Their responses to my questions were plainly stated and lacked emotion. I rephrased my questions several times but still received the same emotionless responses. I wanted more. I sought to hear the sadness, the fear, the dread of darkness.
As an organization, we are delighted to be expanding Landmine Design to two new locations this year. The new employees are hired, training has begun, and we are thrilled to see it happen. But as I sat with these new women, I realized my search wasn't about them. It was about me. Just weeks ago, sitting with new Landmine Design employees, I was anxious to hear their backgrounds. As we talked, I asked many questions because I wanted to share the horrible stories about where each woman had come. The world of human trafficking is hideous. Somewhere inside my heart, I wanted to share of that hideous world and also of the redemption taking place among our women.
But, their answers were "flat". Their stories weren't ones that are shocking or new. I wanted more. I wanted different. I wanted stories that had a punch. I wanted these stories to awaken us to the horrors of human trafficking. But their stories were the same stories we've heard countless times before. This time, the tales were told by different women. And I was afraid their stories wouldn't be read. I was afraid their narratives didn't pack enough of a punch to elicit a response from the reader.
As I write this post, I'm deeply disappointed that I was searching for more. I listened as one woman after another shared about leaving her home to travel illegally across one of the most humanly trafficked borders on the globe. Most made the journey every single day. Leaving children to fend for their younger siblings, moms would walk two hours to work in fields for 12 hours before walking another two hours to return home to hungry children. They would fall into bed exhausted for a few short hours of sleep before repeating the day again and again.
And why is that not enough of a pull? I sit here writing this post and wonder if it would help to know that many of the farms where these women work are owned by ruthless people. These farm owners promise full pay at the end of three months of employment. Out of their 'kindness', they give just enough money each day so their workers can purchase food to feed themselves and their families. But nothing more.
At the end of three months, after hard labor each and every day, these women wait patiently to be paid. Their wait is rewarded with a promise to pay next week. But next week never happens. So, these women leave and find another farm owner. With hope for a different ending, they begin the exact same cycle with a new owner. And every single story I heard had the same ending. No pay for months of back-breaking work.
I am ashamed that these stories are now common to me, and perhaps they have become common to you. I'm ashamed that I wanted more. Was their exploitation not enough? Did I think that if they were beaten or sold into prostitution, their stories would have the right punch? It sickens me to even type those words.
The narratives we hear are real. The women who live these stories have endured more than I can imagine. And yet I want more?

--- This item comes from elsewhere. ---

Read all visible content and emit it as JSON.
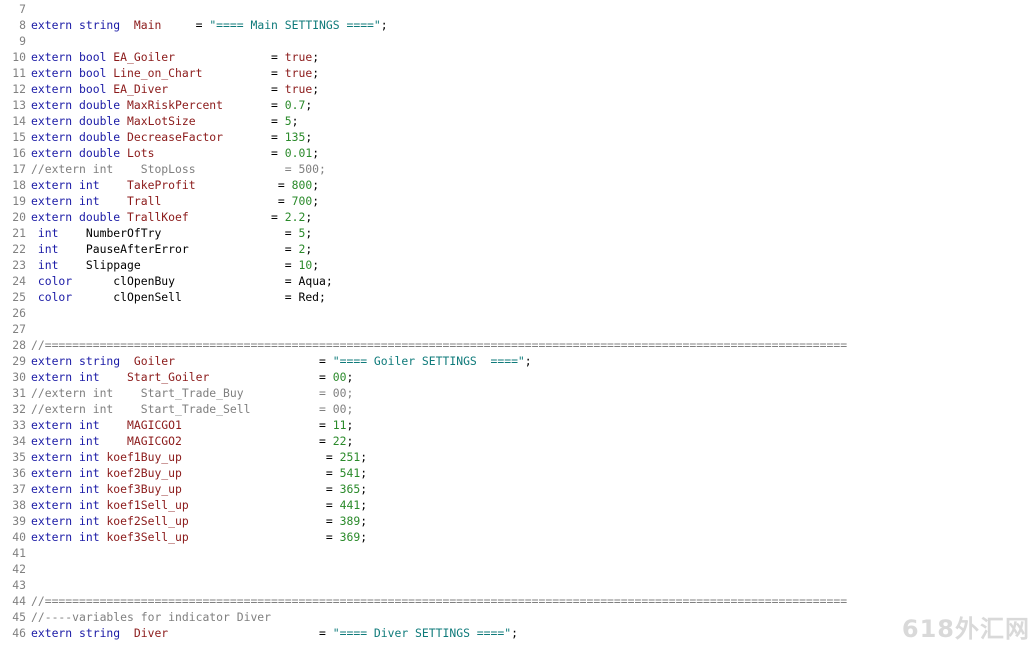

I have come to realize we have the privilege of fighting for women BEFORE their stories become even worse. I'm profoundly grateful to be on the preventative side of this war against human trafficking. To be fighting against the exploitation they've already experienced is enough. To offer opportunities and hope for a better world is an honor. That is why we are in this fight!
God forbid that their stories become common and don't drive me and you to want to be part of redeeming their lives for something far more. May their common tales be the fuel for us to continue the fight against human trafficking.
May their repeated narratives never become dull. May our hearts want to keep them from exploitation and from the risk of things even worse. May we continue the fight, with renewed passion, so precious women may move forward with hope and futures.
Written By: Karla Tillapaugh, Landmine Design Director